Segment Open
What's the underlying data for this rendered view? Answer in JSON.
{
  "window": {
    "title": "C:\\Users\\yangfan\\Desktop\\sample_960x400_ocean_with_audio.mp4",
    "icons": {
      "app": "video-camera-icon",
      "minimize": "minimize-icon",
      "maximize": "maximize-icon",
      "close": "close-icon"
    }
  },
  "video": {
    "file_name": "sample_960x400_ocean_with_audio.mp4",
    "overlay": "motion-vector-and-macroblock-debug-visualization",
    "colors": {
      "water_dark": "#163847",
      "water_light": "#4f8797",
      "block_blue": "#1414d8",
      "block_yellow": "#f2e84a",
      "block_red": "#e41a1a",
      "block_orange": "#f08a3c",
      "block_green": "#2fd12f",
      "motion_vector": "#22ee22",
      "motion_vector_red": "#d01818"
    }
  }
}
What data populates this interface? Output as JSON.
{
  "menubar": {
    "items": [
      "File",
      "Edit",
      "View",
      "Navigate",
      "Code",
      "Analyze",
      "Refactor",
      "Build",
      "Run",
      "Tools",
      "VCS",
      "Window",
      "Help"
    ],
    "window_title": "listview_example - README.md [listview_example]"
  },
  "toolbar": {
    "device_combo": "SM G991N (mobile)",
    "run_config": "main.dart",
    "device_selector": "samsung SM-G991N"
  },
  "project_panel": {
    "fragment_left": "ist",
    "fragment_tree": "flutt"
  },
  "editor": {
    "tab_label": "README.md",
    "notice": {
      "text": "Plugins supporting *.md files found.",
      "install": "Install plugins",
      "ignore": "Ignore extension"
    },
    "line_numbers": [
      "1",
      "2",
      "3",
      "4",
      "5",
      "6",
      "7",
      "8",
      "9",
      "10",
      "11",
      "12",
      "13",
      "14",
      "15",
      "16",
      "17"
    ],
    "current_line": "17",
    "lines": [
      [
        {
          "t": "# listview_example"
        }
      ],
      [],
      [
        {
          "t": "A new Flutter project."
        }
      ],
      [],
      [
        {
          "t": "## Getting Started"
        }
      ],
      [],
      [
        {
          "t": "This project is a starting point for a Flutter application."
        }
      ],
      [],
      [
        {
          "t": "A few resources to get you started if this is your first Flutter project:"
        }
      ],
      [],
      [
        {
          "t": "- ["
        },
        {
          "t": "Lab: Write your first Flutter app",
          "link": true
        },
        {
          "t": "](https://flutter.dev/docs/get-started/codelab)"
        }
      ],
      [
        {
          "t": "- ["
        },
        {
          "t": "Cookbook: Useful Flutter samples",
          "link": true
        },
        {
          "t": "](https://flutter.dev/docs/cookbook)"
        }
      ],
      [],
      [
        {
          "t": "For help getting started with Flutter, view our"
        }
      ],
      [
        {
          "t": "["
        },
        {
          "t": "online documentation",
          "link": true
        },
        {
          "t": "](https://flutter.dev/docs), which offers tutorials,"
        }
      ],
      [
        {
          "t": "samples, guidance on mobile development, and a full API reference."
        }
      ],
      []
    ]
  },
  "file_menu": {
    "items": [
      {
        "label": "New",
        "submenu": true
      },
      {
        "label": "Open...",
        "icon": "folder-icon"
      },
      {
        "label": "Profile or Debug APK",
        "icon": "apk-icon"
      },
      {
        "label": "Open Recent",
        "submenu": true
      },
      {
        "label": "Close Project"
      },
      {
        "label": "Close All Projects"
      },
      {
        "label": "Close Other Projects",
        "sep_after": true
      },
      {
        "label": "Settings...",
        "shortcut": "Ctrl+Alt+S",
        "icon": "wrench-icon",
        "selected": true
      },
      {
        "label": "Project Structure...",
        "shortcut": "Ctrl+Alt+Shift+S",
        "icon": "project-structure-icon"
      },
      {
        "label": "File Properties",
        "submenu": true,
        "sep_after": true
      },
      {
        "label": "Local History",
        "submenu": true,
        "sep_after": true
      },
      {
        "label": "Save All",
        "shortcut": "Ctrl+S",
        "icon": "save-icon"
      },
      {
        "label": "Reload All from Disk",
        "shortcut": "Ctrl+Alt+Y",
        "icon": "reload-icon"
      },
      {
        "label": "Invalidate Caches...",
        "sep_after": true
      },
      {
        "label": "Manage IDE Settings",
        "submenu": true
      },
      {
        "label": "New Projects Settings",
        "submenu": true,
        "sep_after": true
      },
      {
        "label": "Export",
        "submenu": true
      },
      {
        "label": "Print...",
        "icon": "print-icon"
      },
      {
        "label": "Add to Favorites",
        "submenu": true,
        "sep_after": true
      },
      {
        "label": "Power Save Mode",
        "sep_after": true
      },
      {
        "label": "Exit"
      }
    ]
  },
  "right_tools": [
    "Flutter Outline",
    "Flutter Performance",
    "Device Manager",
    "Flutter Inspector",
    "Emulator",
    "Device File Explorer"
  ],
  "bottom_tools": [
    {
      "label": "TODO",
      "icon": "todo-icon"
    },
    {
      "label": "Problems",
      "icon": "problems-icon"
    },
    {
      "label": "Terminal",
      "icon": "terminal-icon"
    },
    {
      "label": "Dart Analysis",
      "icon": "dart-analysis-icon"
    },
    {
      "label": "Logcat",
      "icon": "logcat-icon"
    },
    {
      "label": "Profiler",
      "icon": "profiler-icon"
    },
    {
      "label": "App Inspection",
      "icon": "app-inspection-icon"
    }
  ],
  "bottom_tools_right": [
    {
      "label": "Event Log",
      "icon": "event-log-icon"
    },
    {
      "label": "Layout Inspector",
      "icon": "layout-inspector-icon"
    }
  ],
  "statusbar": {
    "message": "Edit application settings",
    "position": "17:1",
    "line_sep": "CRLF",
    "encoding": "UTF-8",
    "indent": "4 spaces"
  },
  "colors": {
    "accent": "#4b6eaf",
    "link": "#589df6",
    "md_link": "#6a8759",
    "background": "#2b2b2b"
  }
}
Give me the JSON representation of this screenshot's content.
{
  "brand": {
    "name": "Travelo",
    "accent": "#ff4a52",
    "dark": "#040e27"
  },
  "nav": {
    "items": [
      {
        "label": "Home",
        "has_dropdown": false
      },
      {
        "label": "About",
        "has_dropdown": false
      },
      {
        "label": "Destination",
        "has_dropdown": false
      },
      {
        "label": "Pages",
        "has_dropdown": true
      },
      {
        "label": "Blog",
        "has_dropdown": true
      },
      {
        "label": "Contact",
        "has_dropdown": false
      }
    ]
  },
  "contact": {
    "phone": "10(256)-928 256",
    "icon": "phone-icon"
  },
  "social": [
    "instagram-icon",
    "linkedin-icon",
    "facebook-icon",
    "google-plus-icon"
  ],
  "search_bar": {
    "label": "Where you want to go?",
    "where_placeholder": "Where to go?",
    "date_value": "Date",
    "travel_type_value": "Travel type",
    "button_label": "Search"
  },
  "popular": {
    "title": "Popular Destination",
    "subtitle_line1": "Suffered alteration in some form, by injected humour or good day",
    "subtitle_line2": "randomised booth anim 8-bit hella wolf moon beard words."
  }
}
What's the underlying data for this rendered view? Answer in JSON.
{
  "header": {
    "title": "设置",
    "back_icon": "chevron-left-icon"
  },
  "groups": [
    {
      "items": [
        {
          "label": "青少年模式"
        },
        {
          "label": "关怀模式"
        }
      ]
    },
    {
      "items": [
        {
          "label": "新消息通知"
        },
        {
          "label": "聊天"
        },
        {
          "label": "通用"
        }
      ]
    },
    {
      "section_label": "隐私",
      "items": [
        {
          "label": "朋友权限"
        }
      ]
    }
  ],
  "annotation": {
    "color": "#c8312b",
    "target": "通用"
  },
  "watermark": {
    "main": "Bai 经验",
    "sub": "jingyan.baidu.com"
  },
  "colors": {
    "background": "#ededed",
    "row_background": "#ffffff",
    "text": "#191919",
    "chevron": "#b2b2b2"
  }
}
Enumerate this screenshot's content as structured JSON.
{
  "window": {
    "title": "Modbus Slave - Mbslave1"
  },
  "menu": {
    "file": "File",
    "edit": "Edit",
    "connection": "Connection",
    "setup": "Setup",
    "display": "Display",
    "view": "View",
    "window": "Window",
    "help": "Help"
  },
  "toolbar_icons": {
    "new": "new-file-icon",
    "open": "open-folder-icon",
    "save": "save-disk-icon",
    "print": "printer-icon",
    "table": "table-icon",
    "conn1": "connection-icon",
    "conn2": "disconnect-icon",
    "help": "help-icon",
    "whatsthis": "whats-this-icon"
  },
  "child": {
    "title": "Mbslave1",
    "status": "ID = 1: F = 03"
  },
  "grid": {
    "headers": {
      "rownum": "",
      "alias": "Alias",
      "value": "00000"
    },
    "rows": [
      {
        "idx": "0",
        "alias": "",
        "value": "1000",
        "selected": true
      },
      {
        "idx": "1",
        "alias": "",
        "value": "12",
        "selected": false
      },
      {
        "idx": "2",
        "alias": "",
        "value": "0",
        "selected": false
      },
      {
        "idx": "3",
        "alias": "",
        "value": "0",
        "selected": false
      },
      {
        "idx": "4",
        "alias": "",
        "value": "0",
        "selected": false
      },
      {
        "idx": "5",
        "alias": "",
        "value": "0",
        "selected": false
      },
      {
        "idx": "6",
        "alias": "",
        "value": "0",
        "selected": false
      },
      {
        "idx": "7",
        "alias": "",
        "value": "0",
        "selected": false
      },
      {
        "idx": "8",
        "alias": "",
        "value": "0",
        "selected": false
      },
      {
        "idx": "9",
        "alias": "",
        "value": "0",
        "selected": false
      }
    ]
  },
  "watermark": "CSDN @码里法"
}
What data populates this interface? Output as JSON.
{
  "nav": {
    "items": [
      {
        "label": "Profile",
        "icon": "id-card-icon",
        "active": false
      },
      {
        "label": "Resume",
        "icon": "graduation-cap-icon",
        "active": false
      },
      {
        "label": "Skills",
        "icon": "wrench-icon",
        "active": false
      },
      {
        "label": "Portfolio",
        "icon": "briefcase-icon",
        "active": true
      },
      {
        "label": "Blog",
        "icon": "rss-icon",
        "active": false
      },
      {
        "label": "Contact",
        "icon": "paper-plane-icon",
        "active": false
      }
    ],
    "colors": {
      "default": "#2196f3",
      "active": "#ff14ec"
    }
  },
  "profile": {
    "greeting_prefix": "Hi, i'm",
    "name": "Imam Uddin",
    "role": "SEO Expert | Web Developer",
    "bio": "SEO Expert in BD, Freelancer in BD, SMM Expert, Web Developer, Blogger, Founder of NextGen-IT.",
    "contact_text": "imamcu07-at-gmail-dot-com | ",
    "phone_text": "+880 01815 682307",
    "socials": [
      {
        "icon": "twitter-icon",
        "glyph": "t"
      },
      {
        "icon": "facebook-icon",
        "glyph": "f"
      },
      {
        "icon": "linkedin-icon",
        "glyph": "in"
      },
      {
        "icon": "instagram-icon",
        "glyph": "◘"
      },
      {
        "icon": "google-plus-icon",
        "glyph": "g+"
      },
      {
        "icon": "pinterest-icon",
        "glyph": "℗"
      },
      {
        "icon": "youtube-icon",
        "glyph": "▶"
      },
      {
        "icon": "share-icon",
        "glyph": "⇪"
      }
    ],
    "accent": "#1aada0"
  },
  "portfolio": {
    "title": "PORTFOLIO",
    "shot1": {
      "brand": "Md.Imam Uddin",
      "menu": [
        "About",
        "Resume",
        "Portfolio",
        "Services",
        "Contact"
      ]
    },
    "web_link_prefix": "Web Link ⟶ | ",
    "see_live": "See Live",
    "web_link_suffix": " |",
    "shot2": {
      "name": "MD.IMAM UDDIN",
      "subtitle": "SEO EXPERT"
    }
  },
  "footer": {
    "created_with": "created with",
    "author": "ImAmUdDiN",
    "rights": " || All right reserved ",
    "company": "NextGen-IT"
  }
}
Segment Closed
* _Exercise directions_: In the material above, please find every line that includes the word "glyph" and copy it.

* _Answer section_:
        "glyph": "t"
        "glyph": "f"
        "glyph": "in"
        "glyph": "◘"
        "glyph": "g+"
        "glyph": "℗"
        "glyph": "▶"
        "glyph": "⇪"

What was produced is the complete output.